One of my newest projects that I’m most excited about is using Apache Kafka distributed messaging queue to share compute jobs across many servers. I have a large video library of drone footage I am always adding to. I use various tools to browse and categorize this footage, all of which require it to be consistent in MP4 H.264 format. Unfortunately, not all of the cameras I’m using record in H.264. I have roughly 1TB of HD video in WMV, AVI, and MOV formats. I wrote a script to transcode this footage automatically using FFmpeg and archive the old videos just in case the transcoding failed. That was the easy part… Even with a powerful i7 computer set on this job, it would take days or weeks to complete. The good thing is I have multiple i7 servers laying around. This is where Apache Kafka comes in.
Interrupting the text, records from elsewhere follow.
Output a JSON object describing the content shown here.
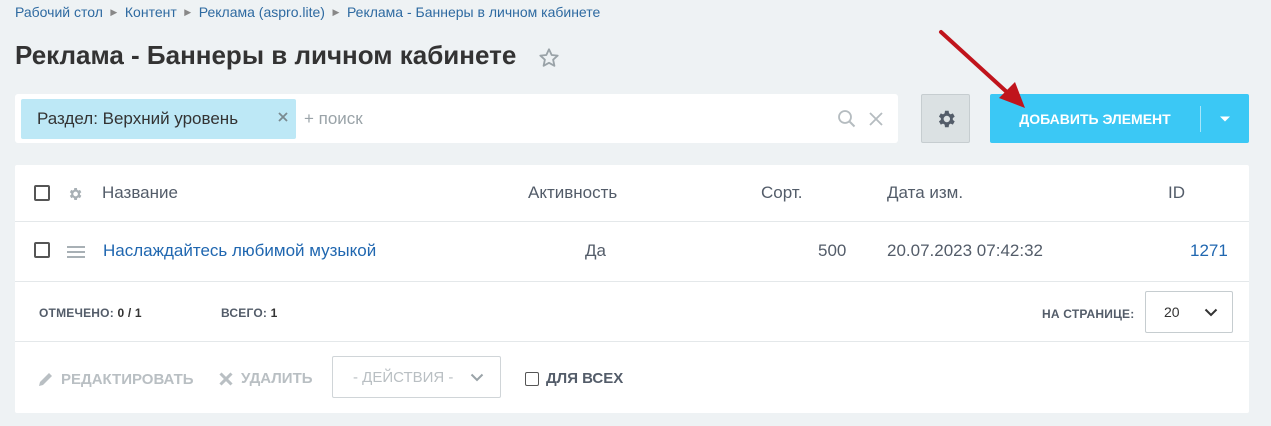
{
  "breadcrumbs": [
    "Рабочий стол",
    "Контент",
    "Реклама (aspro.lite)",
    "Реклама - Баннеры в личном кабинете"
  ],
  "page_title": "Реклама - Баннеры в личном кабинете",
  "filter": {
    "tag_label": "Раздел: Верхний уровень",
    "search_placeholder": "+ поиск"
  },
  "toolbar": {
    "add_label": "ДОБАВИТЬ ЭЛЕМЕНТ"
  },
  "grid": {
    "columns": {
      "name": "Название",
      "active": "Активность",
      "sort": "Сорт.",
      "date": "Дата изм.",
      "id": "ID"
    },
    "rows": [
      {
        "name": "Наслаждайтесь любимой музыкой",
        "active": "Да",
        "sort": "500",
        "date": "20.07.2023 07:42:32",
        "id": "1271"
      }
    ]
  },
  "footer": {
    "checked_label": "ОТМЕЧЕНО:",
    "checked_value": "0 / 1",
    "total_label": "ВСЕГО:",
    "total_value": "1",
    "per_page_label": "НА СТРАНИЦЕ:",
    "per_page_value": "20"
  },
  "actions": {
    "edit_label": "РЕДАКТИРОВАТЬ",
    "delete_label": "УДАЛИТЬ",
    "actions_select": "- ДЕЙСТВИЯ -",
    "for_all_label": "ДЛЯ ВСЕХ"
  },
  "colors": {
    "accent": "#3bc8f5",
    "tag_bg": "#bde8f6",
    "link": "#2067b0",
    "arrow": "#c0141c"
  },
  "icons": [
    "chevron-right-icon",
    "star-icon",
    "close-icon",
    "search-icon",
    "gear-icon",
    "chevron-down-icon",
    "drag-handle-icon",
    "pencil-icon",
    "cross-icon",
    "arrow-annotation"
  ]
}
I designed a system where I would have one computer scanning the video library recursively for new videos. If a new video is not in MP4 H.264 format, it would produce a “job” and push it to a Kafka topic. This job contains the video that needs to be transcoded and the details of the video such as resolution and bitrate. These details are used by FFmpeg when transcoding. Then I have “worker” virtual machines running my consumer program, consuming jobs from the Kafka topic and executing FFmpeg. Kafka enables me to easily coordinate a large volume of work across a dynamic number of computers. If I film an event some weekend and drop 100 GB of video on my fileserver all at once, I can simply clone my “worker” VM to another server and have it work to transcode video as well. With this system I don’t have to work to tell one server to transcode one folder of video and another server to transcode a different one. It also guarantees I don’t have machines sitting idle while others are still working. I can easily set computers to shut down when the message queue is empty. I can definitely see Kafka is so popular in the industry as it makes message queues so easy to work with.